MATERIALS PROVIDED START

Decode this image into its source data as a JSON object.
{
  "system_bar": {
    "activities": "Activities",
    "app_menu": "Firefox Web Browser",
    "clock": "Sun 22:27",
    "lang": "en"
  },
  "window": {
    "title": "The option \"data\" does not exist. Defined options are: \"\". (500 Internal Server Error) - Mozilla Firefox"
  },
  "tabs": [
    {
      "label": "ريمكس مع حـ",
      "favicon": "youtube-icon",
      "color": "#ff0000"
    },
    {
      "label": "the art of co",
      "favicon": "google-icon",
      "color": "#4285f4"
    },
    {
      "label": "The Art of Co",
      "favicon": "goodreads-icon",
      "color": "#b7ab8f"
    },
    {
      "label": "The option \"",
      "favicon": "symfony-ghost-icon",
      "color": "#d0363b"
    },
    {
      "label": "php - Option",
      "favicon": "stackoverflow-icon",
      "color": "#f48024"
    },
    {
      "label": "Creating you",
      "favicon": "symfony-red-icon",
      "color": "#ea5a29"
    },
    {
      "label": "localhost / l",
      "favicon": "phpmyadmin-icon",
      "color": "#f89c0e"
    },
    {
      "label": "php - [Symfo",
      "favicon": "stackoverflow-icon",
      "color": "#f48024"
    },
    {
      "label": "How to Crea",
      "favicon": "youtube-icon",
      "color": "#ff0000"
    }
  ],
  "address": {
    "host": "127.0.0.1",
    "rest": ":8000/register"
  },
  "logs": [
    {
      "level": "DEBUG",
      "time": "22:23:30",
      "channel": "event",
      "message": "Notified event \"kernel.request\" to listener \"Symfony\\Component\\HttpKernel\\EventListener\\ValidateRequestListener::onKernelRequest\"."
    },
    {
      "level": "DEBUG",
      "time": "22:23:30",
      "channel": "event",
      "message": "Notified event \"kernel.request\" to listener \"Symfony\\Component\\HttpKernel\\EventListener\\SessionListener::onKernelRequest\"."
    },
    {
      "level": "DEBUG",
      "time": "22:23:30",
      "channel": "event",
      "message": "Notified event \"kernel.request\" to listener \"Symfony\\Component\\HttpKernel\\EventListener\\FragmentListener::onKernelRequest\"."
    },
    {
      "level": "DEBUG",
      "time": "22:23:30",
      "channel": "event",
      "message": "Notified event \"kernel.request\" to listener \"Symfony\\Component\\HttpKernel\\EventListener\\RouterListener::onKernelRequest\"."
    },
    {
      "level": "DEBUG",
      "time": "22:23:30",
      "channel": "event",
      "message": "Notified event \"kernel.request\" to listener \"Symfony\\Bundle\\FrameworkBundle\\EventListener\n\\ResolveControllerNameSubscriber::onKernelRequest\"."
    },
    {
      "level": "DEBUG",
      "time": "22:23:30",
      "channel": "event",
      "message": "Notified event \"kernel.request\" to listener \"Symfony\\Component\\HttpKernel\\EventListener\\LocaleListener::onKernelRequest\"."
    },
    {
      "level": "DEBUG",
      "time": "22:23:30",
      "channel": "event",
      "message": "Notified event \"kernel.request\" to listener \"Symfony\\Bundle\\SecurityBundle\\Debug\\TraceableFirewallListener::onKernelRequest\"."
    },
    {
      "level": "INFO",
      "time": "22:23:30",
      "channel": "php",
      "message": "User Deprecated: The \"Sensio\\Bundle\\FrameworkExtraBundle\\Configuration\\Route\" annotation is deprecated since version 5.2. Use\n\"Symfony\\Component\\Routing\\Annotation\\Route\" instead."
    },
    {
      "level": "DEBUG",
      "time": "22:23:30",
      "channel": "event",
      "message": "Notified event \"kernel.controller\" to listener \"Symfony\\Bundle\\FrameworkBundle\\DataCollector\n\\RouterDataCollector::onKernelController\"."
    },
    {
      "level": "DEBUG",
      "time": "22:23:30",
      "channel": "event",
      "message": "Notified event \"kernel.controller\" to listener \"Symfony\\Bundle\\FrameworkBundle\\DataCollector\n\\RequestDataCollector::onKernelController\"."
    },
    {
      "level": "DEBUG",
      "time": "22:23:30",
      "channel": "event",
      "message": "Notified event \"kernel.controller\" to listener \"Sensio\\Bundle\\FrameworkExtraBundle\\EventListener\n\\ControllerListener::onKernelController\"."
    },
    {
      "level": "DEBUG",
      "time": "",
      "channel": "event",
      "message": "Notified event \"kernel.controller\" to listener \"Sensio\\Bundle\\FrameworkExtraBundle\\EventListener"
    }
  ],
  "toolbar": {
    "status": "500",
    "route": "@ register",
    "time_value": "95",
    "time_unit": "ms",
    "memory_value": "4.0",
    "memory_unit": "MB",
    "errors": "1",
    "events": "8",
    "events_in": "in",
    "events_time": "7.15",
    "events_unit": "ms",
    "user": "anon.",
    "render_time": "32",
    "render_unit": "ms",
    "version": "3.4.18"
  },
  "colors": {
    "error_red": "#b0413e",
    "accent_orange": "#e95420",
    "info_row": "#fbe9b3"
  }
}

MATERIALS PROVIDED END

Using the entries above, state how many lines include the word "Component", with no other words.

6